fifo-listen — open the read end of a FIFO and chain


fifo-listen [--uid number] [--gid number] [--mode number] [--systemd-compatibility] {path} {next-prog}


fifo-listen is a chain-loading utility that opens the read end of the FIFO at path, sets the FIFO to file descriptor 3+n (where n is the number of already-opened listening file descriptors), closing whatever that descriptor was, and then chain loads to next-prog with the execvp(3) function.

next-prog may contain its own command line options, which fifo-listen will ignore.

After opening it, using the permissions specified with the --mode command line argument (if supplied), fifo-listen changes the owner UID of the FIFO to that specified with the --uid command line argument (if supplied), and changes the GID of the FIFO to that specified with the --gid command line argument (if supplied). The normal conventions for numbers apply, so for octal permissions use a leading zero. Symbolic permissions and account names are not supported.

The --systemd-compatibility option is for compatibility with dæmons that expect to be run under systemd(1). It causes fifo-listen to set the LISTEN_FDS environment variable to the number of listening file descriptors, and the LISTEN_PID environment variable to its own process ID. If the command is started up with the LISTEN_FDS and the LISTEN_PID environment variables already appropriately set, the number of listening file descriptors is taken from them and increased by one, otherwise the number of file descriptors is 1. Thus a list of listening file descriptors can be built up with multiple commands, as long as they all use the --systemd-compatibility option.

For compatibility with dæmons that expect to be run under inetd(1), inheriting the listening socket as their standard input, simply use fdmove 0 3 in next-prog. See fdmove(1).


The POSIX standard does not specify that FIFOs can be opened in read-write mode, only specifying that they can be opened in either write-only or read-only modes. Some operating systems, however, provide the ability to open FIFOs in read-write mode as an extension. Doing so has the advantage of not terminating the listening server whenever individual clients disconnect. fifo-listen attempts to open the FIFO in read-write mode on such operating systems, using read-only mode on the others.

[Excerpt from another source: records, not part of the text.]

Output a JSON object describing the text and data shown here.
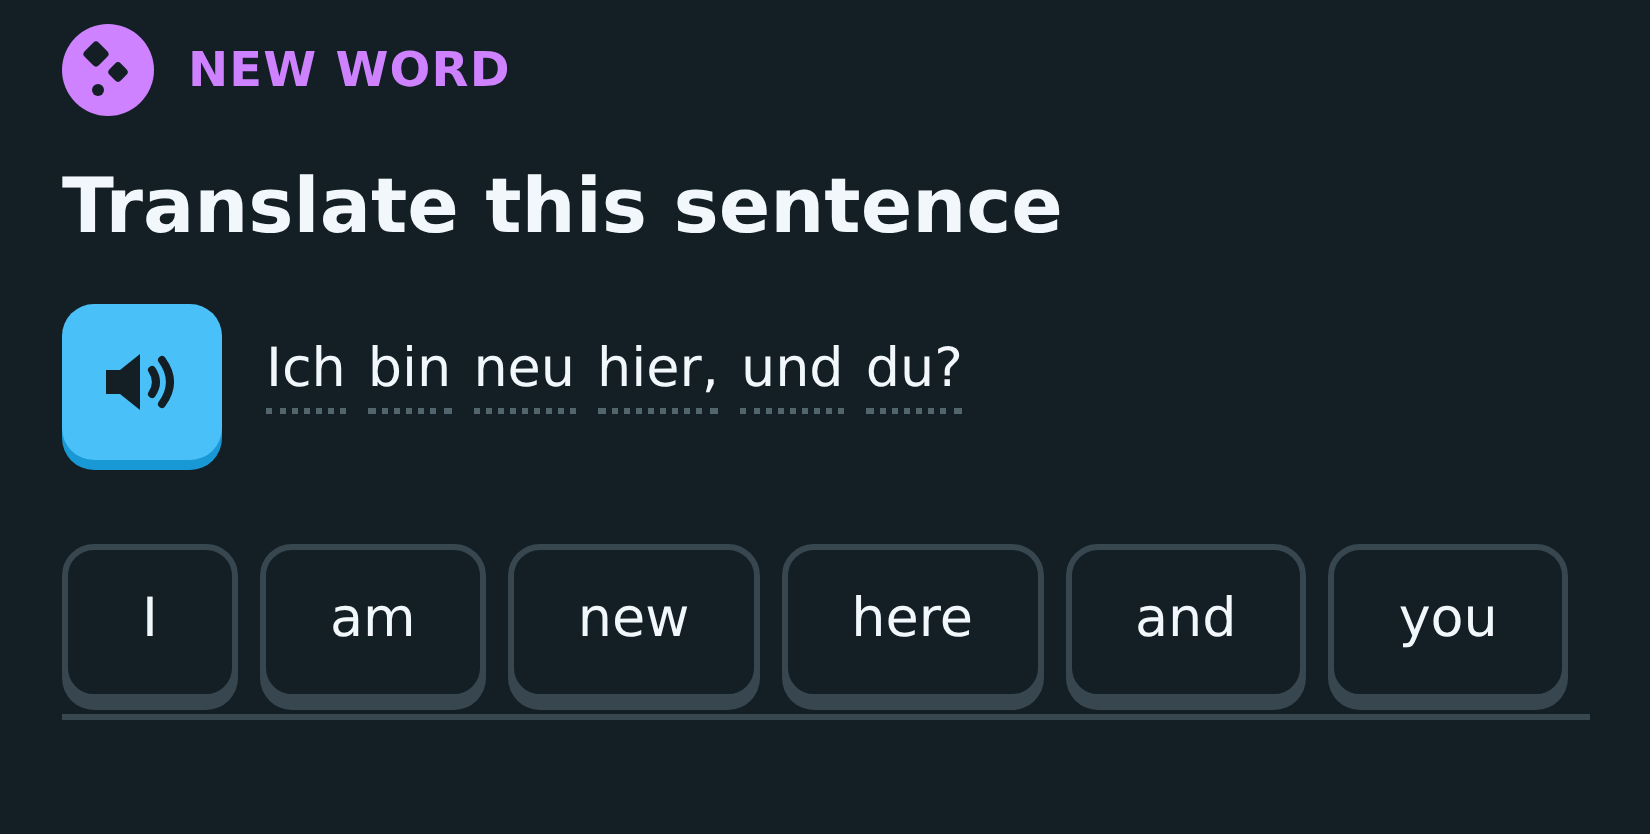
{
  "badge": {
    "label": "NEW WORD"
  },
  "title": "Translate this sentence",
  "sentence": {
    "tokens": [
      "Ich",
      "bin",
      "neu",
      "hier,",
      "und",
      "du?"
    ]
  },
  "word_bank": [
    "I",
    "am",
    "new",
    "here",
    "and",
    "you"
  ]
}
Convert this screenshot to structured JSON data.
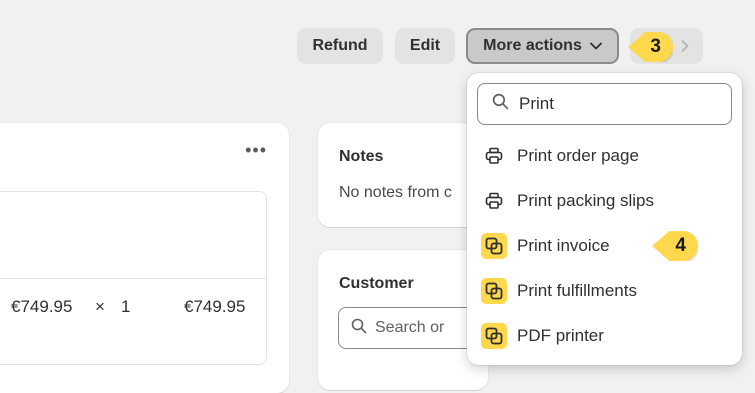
{
  "header": {
    "refund_label": "Refund",
    "edit_label": "Edit",
    "more_actions_label": "More actions",
    "next_icon": "chevron-right-icon"
  },
  "annotations": {
    "step_a": "3",
    "step_b": "4",
    "marker_color": "#ffd84d"
  },
  "order_card": {
    "line_item": {
      "price": "€749.95",
      "times": "×",
      "quantity": "1",
      "total": "€749.95"
    }
  },
  "notes_card": {
    "title": "Notes",
    "text": "No notes from c"
  },
  "customer_card": {
    "title": "Customer",
    "search_placeholder": "Search or"
  },
  "dropdown": {
    "search_value": "Print",
    "items": [
      {
        "label": "Print order page",
        "icon": "printer-icon"
      },
      {
        "label": "Print packing slips",
        "icon": "printer-icon"
      },
      {
        "label": "Print invoice",
        "icon": "app-icon"
      },
      {
        "label": "Print fulfillments",
        "icon": "app-icon"
      },
      {
        "label": "PDF printer",
        "icon": "app-icon"
      }
    ]
  }
}
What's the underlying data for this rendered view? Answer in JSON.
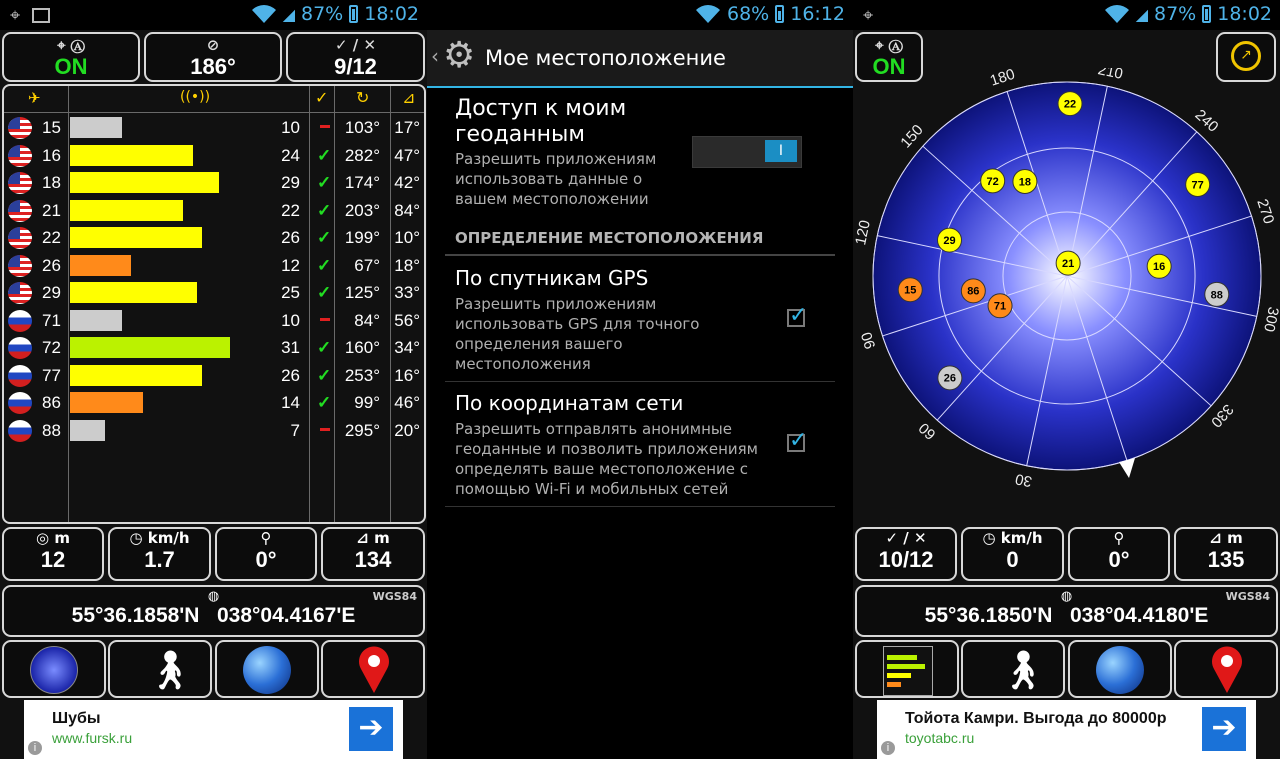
{
  "colors": {
    "accent": "#33b5e5",
    "status_blue": "#4fb3e8",
    "green": "#22dd22",
    "yellow": "#ffff00",
    "lime": "#bbf200",
    "orange": "#ff8a1a",
    "gray": "#cccccc"
  },
  "left": {
    "status": {
      "battery": "87%",
      "time": "18:02"
    },
    "tiles": {
      "gps_state": "ON",
      "heading": "186°",
      "sats": "9/12"
    },
    "satellites": [
      {
        "flag": "us",
        "id": "15",
        "snr": "10",
        "used": false,
        "az": "103°",
        "el": "17°",
        "color": "#cccccc",
        "frac": 0.22
      },
      {
        "flag": "us",
        "id": "16",
        "snr": "24",
        "used": true,
        "az": "282°",
        "el": "47°",
        "color": "#ffff00",
        "frac": 0.52
      },
      {
        "flag": "us",
        "id": "18",
        "snr": "29",
        "used": true,
        "az": "174°",
        "el": "42°",
        "color": "#ffff00",
        "frac": 0.63
      },
      {
        "flag": "us",
        "id": "21",
        "snr": "22",
        "used": true,
        "az": "203°",
        "el": "84°",
        "color": "#ffff00",
        "frac": 0.48
      },
      {
        "flag": "us",
        "id": "22",
        "snr": "26",
        "used": true,
        "az": "199°",
        "el": "10°",
        "color": "#ffff00",
        "frac": 0.56
      },
      {
        "flag": "us",
        "id": "26",
        "snr": "12",
        "used": true,
        "az": "67°",
        "el": "18°",
        "color": "#ff8a1a",
        "frac": 0.26
      },
      {
        "flag": "us",
        "id": "29",
        "snr": "25",
        "used": true,
        "az": "125°",
        "el": "33°",
        "color": "#ffff00",
        "frac": 0.54
      },
      {
        "flag": "ru",
        "id": "71",
        "snr": "10",
        "used": false,
        "az": "84°",
        "el": "56°",
        "color": "#cccccc",
        "frac": 0.22
      },
      {
        "flag": "ru",
        "id": "72",
        "snr": "31",
        "used": true,
        "az": "160°",
        "el": "34°",
        "color": "#bbf200",
        "frac": 0.68
      },
      {
        "flag": "ru",
        "id": "77",
        "snr": "26",
        "used": true,
        "az": "253°",
        "el": "16°",
        "color": "#ffff00",
        "frac": 0.56
      },
      {
        "flag": "ru",
        "id": "86",
        "snr": "14",
        "used": true,
        "az": "99°",
        "el": "46°",
        "color": "#ff8a1a",
        "frac": 0.31
      },
      {
        "flag": "ru",
        "id": "88",
        "snr": "7",
        "used": false,
        "az": "295°",
        "el": "20°",
        "color": "#cccccc",
        "frac": 0.15
      }
    ],
    "stats": {
      "acc_unit": "m",
      "acc": "12",
      "speed_unit": "km/h",
      "speed": "1.7",
      "bearing": "0°",
      "alt_unit": "m",
      "alt": "134"
    },
    "coords": {
      "datum": "WGS84",
      "lat": "55°36.1858'N",
      "lon": "038°04.4167'E"
    },
    "ad": {
      "title": "Шубы",
      "url": "www.fursk.ru"
    }
  },
  "middle": {
    "status": {
      "battery": "68%",
      "time": "16:12"
    },
    "title": "Мое местоположение",
    "access_title": "Доступ к моим геоданным",
    "access_title_line1": "Доступ к моим",
    "access_title_line2": "геоданным",
    "access_sub": "Разрешить приложениям использовать данные о вашем местоположении",
    "access_sub_lines": [
      "Разрешить приложениям",
      "использовать данные о",
      "вашем местоположении"
    ],
    "toggle_label": "I",
    "section": "ОПРЕДЕЛЕНИЕ МЕСТОПОЛОЖЕНИЯ",
    "gps_title": "По спутникам GPS",
    "gps_sub_lines": [
      "Разрешить приложениям",
      "использовать GPS для точного",
      "определения вашего",
      "местоположения"
    ],
    "net_title": "По координатам сети",
    "net_sub_lines": [
      "Разрешить отправлять анонимные",
      "геоданные и позволить приложениям",
      "определять ваше местоположение с",
      "помощью Wi-Fi и мобильных сетей"
    ]
  },
  "right": {
    "status": {
      "battery": "87%",
      "time": "18:02"
    },
    "gps_state": "ON",
    "compass_labels": [
      "30",
      "60",
      "90",
      "120",
      "150",
      "180",
      "210",
      "240",
      "270",
      "300",
      "330"
    ],
    "sky_sats": [
      {
        "id": "22",
        "color": "#ffff00"
      },
      {
        "id": "72",
        "color": "#ffff00"
      },
      {
        "id": "18",
        "color": "#ffff00"
      },
      {
        "id": "77",
        "color": "#ffff00"
      },
      {
        "id": "29",
        "color": "#ffff00"
      },
      {
        "id": "21",
        "color": "#ffff00"
      },
      {
        "id": "16",
        "color": "#ffff00"
      },
      {
        "id": "15",
        "color": "#ff8a1a"
      },
      {
        "id": "86",
        "color": "#ff8a1a"
      },
      {
        "id": "71",
        "color": "#ff8a1a"
      },
      {
        "id": "88",
        "color": "#cccccc"
      },
      {
        "id": "26",
        "color": "#cccccc"
      }
    ],
    "stats": {
      "sats": "10/12",
      "speed_unit": "km/h",
      "speed": "0",
      "bearing": "0°",
      "alt_unit": "m",
      "alt": "135"
    },
    "coords": {
      "datum": "WGS84",
      "lat": "55°36.1850'N",
      "lon": "038°04.4180'E"
    },
    "ad": {
      "title": "Тойота Камри. Выгода до 80000р",
      "url": "toyotabc.ru"
    }
  }
}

fifo-listen will successfully open, change ownership of, and change permissions of path even if it is not a FIFO. This is to allow its use with non-FIFO files such as /dev/kmsg, /proc/kmsgi, and /dev/klog.


Jonathan de Boyne Pollard